      Patients with locally advanced or metastatic ns-NSCLC who were assigned to 7.5mg/kg 3-weekly doses of bevacizumab plus chemotherapy were eligible. Aaccording to investigators’ decision, chemotherapy regimens were pemetrexed (500mg/m[2]) with or without platinum (75mg/m[2]). Peripheral blood samples were collected at baseline and after 2[nd] cycle of therapy for the analysis of granulocyte colony-stimulating factor(G-CSF), vascular endothelial growth factor A(VEGF-A) and VEGF receptor-2 (VEGFR-2). Plasma samples concomitantly with the radiological evaluation of disease progression were collected as possible. Correlation between biomarkers and overall response rate (ORR) were assessed by using a logistic regression model.

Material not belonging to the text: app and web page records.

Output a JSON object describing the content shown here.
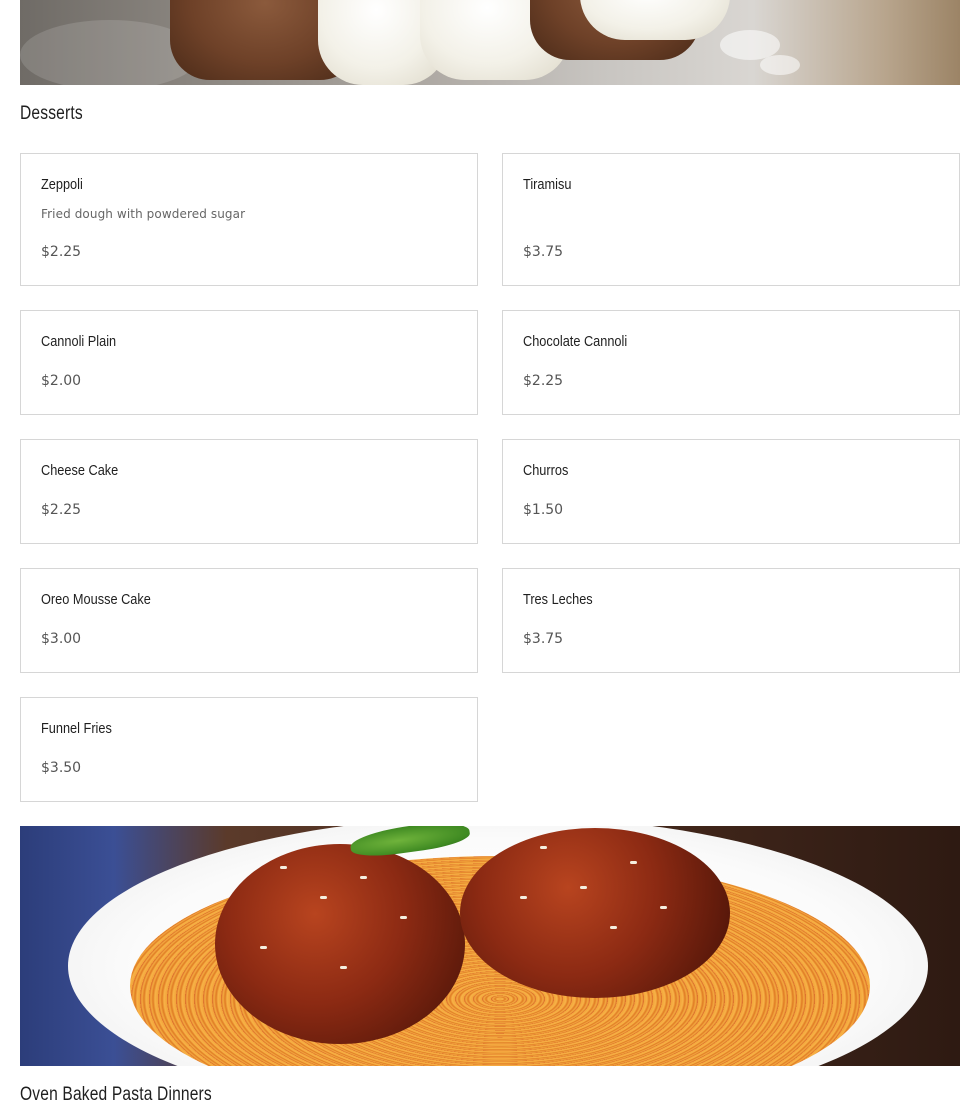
{
  "sections": [
    {
      "title": "Desserts",
      "items": [
        {
          "name": "Zeppoli",
          "description": "Fried dough with powdered sugar",
          "price": "$2.25"
        },
        {
          "name": "Tiramisu",
          "description": "",
          "price": "$3.75"
        },
        {
          "name": "Cannoli Plain",
          "description": "",
          "price": "$2.00"
        },
        {
          "name": "Chocolate Cannoli",
          "description": "",
          "price": "$2.25"
        },
        {
          "name": "Cheese Cake",
          "description": "",
          "price": "$2.25"
        },
        {
          "name": "Churros",
          "description": "",
          "price": "$1.50"
        },
        {
          "name": "Oreo Mousse Cake",
          "description": "",
          "price": "$3.00"
        },
        {
          "name": "Tres Leches",
          "description": "",
          "price": "$3.75"
        },
        {
          "name": "Funnel Fries",
          "description": "",
          "price": "$3.50"
        }
      ]
    },
    {
      "title": "Oven Baked Pasta Dinners",
      "items": []
    }
  ]
}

      Baseline blood samples were available from 45 patients (100%, 19 patients were therapy naive, 26 patients failed of prior therapies), while samples after 2[nd] cycle were obtained from 37 patients (82.22%). For the primary analysis, there was no significant association between baseline plasma biomarkers and best overall response to the treatment. But, patients with low baseline plasma G-CSF level showed a trend toward improving ORR versus patients with high G-CSF level (odds ratio [OR], 3.846; 95%CI, 0.868 to 17.044,p=0.076). Patients with high baseline plasma VEGF-A level showed a trend toward higher ORR versus patients with low VEGF-A levels (OR, 3.477; 95%CI, 0.857 to 14.113,p=0.081). No significant correlations were observed between plasma biomarkers and progression-free survival (PFS). In comparison to baseline, plasma VEGF-A level increased significantly at 2[nd] cycle or radiological disease progression (p<0.001). However, the magnitude of the difference did not correlate with ORR or PFS.

      Baseline or dynamic changes in plasma G-CSF, VEGF-A and VEGFR-2 did not correlate significantly with response of bevacizumab plus chemotherapy treatment for ns-NSCLC patients, while low baseline plasma G-CSF and high VEGF-A are possible candidate biomarkers for predicting response of bevacizumab plus chemotherapy for ns-NSCLC.